Colin Mills, compiler of the Hortus Camdenensis, died in late November 2012 after a short illness. As he always considered the Hortus his legacy, it is his family's intention to keep the site running in perpetuity. It will not, however, be updated in the near future.

Citrus aurantiifolia (Christm.) Swingle

Irregularly branched small, spiny tree with elliptic-oval pale green leaves and white flowers followed by round to oval green fruit, ranging in taste from acid to sweetish. To 4m. [RHSD, Hortus].

Horticultural & Botanical History

Many citrus fruits are referred to as Lime. The true Lime as described here, is often confounded with the Sweet Lemon, Citrus limetta Risso, which see. Highly valued as an easily stored anti-scorbutic in the 19th century.

‘The Lime (C. acida) is generally considered to be remotely allied to the Citron, but may be, as we know it, a modified and improved form of the wild lime (C. hystrix) of India or the Malay Islands. Though classed as a shrub, in a favorable climate and with room to expand it forms a small tree. Being the most tender of the family and nearly always in a growing state, it is easily killed down by frost, but never fails to spring up again vigorously.
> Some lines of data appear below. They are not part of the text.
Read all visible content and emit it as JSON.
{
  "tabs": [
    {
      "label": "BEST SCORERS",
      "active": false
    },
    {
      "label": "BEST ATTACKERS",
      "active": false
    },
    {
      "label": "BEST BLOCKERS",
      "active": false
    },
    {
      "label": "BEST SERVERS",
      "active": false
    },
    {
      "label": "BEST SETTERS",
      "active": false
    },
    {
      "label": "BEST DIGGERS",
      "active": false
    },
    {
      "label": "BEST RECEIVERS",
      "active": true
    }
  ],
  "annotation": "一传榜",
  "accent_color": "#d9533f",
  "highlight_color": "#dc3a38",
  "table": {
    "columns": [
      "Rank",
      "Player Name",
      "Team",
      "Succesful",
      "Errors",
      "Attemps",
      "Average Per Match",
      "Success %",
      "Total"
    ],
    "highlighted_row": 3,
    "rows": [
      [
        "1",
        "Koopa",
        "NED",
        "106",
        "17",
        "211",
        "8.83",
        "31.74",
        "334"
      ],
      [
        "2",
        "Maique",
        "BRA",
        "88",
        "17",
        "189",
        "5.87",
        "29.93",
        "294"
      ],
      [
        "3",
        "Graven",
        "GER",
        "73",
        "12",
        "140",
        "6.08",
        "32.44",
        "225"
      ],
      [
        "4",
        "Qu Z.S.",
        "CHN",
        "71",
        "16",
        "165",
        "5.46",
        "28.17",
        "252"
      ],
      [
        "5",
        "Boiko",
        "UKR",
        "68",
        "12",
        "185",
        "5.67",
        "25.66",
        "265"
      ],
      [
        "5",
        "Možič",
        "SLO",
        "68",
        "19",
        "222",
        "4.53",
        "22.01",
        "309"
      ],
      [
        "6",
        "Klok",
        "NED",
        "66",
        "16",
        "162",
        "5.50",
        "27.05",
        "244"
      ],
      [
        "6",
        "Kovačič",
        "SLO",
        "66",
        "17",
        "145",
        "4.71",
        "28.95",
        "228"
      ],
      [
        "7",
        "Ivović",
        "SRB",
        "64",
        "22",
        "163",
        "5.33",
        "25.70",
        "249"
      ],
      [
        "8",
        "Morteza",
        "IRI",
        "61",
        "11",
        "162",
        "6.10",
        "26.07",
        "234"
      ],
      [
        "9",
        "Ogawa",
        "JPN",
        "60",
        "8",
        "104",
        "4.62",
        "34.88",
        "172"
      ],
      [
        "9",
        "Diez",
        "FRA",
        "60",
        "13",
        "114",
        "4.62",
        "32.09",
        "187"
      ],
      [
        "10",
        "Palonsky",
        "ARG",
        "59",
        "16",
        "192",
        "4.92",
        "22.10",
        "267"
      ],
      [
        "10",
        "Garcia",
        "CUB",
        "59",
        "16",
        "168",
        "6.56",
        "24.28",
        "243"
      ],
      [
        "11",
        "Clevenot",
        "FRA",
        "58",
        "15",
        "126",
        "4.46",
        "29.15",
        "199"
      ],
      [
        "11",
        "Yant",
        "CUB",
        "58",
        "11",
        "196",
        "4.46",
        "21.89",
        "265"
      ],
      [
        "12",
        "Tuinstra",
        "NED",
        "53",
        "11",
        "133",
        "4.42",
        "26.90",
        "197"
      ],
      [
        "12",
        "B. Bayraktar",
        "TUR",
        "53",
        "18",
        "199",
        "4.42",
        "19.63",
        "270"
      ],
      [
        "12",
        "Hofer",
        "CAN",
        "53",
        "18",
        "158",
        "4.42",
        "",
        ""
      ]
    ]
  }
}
It is very thorny, and when closely planted forms an admirable and impenetrable hedge, always full of fruit and so robust as to need little care.’ [American Fruit Culturist p.646/1911]. Long cultivated, particularly in the West Indies but, not withstanding the above, its origins are obscure.

History at Camden Park

Listed in all published catalogues as ‘True Lime’ [Orange tribe no.20/1843].


Published May 04, 2010 - 04:14 PM | Last updated May 04, 2010 - 04:28 PM

Family Rutaceae
Region of origin

Tropical Asia

  • Citrus medica L. subsp. limonum (Risso). Wight et Arn. var. limetta Engl.
  • Citrus acida Pers.
Common Name


Name in the Camden Park Record

True Lime

Confidence level high